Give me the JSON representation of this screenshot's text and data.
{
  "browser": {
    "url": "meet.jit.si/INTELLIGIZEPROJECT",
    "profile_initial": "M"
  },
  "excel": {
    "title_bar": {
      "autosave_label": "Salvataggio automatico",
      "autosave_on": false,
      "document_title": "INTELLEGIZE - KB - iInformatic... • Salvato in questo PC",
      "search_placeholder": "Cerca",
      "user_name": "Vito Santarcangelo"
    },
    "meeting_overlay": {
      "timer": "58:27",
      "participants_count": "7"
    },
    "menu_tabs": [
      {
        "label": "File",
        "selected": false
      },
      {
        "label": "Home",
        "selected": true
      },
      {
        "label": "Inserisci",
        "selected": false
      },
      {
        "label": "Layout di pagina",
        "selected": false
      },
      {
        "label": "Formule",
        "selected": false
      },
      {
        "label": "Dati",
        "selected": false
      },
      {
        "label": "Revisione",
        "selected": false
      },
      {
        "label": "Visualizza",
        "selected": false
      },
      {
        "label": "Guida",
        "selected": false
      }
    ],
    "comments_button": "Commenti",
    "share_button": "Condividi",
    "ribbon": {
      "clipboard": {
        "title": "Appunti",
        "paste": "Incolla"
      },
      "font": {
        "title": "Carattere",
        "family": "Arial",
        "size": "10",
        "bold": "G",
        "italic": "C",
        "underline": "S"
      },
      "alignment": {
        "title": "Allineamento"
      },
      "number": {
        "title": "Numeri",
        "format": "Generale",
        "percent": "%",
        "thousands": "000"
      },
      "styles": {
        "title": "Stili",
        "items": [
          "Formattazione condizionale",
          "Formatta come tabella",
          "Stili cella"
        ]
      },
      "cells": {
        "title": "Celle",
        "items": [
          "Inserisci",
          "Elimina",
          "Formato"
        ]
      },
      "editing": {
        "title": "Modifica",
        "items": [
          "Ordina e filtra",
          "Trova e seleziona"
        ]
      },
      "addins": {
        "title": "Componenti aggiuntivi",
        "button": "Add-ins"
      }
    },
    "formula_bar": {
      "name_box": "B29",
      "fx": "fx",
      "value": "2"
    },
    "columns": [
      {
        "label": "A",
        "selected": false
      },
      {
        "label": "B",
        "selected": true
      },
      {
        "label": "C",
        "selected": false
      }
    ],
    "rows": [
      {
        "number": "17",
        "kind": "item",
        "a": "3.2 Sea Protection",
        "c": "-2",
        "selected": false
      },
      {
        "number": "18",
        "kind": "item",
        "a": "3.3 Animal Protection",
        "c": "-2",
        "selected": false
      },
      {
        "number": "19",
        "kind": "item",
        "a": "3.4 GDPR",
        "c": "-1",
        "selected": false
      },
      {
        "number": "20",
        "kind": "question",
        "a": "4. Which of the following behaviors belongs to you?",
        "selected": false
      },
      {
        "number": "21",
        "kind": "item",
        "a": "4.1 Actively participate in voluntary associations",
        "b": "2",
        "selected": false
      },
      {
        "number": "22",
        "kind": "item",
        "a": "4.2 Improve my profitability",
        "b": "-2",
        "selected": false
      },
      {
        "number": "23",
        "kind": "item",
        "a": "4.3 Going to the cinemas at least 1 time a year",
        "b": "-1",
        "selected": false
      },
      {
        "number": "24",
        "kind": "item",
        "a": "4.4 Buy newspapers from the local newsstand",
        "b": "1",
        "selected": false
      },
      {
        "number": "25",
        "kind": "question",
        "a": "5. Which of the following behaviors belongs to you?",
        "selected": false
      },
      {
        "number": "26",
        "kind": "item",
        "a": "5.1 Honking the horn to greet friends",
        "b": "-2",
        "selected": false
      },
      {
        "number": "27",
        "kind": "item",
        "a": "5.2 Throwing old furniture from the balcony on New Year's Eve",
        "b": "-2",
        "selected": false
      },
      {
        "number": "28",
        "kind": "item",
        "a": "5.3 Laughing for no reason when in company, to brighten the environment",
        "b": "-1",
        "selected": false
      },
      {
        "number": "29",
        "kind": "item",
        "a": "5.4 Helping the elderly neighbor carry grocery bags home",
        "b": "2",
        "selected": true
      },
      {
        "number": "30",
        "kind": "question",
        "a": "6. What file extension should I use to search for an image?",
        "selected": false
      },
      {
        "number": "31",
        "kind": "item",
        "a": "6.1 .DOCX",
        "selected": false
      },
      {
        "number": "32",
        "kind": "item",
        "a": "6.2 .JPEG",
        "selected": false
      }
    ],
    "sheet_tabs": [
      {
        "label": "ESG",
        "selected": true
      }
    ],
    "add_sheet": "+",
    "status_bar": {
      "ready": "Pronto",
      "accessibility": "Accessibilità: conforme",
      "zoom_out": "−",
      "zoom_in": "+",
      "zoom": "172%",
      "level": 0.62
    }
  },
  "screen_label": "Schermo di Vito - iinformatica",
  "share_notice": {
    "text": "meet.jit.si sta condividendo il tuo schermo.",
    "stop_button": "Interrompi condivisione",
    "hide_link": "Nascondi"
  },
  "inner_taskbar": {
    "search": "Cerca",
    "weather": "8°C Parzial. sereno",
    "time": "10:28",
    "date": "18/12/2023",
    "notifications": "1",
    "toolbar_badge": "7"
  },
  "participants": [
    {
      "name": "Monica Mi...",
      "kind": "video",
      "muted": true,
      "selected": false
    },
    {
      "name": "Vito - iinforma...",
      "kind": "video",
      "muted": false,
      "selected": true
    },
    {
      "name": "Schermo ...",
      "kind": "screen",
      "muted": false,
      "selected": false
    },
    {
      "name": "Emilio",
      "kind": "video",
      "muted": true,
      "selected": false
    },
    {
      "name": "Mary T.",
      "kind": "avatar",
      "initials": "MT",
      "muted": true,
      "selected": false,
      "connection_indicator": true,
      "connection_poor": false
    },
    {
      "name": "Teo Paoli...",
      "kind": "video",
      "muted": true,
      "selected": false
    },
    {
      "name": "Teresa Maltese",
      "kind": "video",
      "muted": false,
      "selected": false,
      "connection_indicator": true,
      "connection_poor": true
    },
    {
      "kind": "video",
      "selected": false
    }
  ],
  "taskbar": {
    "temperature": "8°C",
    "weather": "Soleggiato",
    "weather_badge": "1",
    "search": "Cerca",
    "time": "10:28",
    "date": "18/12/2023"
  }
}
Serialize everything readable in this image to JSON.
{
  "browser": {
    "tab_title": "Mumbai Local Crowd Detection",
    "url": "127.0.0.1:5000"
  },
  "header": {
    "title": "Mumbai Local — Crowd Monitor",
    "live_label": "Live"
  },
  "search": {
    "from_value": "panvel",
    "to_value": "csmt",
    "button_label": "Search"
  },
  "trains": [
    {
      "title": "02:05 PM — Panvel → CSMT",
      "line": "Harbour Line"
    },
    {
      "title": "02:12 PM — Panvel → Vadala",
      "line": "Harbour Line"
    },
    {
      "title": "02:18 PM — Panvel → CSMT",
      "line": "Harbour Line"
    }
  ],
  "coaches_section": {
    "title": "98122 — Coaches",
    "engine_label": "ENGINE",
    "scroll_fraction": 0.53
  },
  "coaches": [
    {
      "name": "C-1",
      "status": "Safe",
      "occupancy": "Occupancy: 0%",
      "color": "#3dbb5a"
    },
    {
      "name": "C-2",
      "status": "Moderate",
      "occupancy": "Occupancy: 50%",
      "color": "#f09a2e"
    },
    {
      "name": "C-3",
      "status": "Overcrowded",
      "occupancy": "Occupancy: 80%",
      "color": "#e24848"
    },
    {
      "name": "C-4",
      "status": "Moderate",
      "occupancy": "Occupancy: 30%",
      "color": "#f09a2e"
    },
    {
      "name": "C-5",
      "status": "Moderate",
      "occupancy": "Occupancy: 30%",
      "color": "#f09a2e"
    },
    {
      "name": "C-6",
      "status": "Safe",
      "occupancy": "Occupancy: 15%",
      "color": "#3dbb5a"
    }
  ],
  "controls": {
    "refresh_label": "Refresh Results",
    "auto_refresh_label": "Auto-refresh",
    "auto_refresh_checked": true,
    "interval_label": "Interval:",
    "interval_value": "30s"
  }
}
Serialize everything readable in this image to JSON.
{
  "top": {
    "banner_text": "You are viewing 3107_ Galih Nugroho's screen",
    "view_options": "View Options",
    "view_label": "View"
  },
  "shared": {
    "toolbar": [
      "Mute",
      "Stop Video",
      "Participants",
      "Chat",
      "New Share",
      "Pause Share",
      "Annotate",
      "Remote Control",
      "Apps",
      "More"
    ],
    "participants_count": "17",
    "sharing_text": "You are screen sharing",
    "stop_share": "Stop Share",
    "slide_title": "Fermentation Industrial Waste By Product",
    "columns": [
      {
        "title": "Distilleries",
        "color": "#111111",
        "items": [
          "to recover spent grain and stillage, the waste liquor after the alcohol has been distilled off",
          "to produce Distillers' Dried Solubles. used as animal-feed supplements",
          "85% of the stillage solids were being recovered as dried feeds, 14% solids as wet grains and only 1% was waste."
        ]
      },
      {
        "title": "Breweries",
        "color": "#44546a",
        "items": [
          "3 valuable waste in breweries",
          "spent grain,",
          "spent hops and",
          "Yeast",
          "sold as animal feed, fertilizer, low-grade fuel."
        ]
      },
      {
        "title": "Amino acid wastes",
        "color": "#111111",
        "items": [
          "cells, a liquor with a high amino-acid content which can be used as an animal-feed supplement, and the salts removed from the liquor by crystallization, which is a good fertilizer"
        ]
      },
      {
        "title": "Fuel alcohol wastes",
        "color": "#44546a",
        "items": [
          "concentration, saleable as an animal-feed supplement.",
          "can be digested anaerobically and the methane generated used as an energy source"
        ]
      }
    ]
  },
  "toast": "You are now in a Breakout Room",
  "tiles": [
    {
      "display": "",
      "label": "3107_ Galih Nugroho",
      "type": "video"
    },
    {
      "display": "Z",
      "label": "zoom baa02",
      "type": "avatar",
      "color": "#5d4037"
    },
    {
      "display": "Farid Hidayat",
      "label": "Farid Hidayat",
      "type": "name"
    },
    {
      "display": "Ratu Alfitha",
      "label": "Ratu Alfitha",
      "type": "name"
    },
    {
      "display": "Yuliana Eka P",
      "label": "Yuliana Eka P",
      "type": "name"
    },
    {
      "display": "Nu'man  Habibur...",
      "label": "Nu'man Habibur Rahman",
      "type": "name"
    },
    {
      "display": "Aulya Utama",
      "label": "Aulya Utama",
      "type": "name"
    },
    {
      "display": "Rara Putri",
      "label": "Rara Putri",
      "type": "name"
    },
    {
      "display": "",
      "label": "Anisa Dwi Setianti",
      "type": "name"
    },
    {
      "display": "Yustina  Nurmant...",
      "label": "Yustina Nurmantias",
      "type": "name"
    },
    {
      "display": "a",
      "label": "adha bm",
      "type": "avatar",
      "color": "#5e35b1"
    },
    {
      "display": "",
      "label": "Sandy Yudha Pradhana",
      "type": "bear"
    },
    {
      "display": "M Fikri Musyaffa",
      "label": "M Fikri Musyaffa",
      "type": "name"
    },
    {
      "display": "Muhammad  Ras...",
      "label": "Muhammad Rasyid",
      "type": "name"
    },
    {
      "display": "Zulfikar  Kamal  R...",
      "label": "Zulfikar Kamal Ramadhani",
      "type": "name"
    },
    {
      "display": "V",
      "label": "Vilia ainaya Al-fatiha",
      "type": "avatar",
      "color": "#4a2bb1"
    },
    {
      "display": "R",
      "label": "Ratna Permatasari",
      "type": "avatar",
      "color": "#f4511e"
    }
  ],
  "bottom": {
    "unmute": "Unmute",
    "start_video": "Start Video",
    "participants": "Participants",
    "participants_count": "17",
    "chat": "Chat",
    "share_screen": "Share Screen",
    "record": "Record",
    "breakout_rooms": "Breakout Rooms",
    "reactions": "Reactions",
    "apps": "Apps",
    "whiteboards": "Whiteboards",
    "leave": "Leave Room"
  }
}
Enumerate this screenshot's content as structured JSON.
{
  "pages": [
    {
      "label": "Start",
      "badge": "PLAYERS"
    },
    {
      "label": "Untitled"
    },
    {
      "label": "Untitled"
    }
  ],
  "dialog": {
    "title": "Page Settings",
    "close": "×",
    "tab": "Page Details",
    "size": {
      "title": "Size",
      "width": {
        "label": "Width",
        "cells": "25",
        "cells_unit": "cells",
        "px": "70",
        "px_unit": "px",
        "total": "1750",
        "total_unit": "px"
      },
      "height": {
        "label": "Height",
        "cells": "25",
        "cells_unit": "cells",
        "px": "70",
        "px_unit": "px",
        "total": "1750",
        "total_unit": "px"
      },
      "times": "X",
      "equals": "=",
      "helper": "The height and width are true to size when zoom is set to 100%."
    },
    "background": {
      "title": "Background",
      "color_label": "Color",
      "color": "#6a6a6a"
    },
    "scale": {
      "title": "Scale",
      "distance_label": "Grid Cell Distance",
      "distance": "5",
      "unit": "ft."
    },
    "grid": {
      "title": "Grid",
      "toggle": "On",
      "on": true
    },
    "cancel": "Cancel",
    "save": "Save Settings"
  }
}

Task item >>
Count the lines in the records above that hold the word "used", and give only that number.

Exercise solution >>
3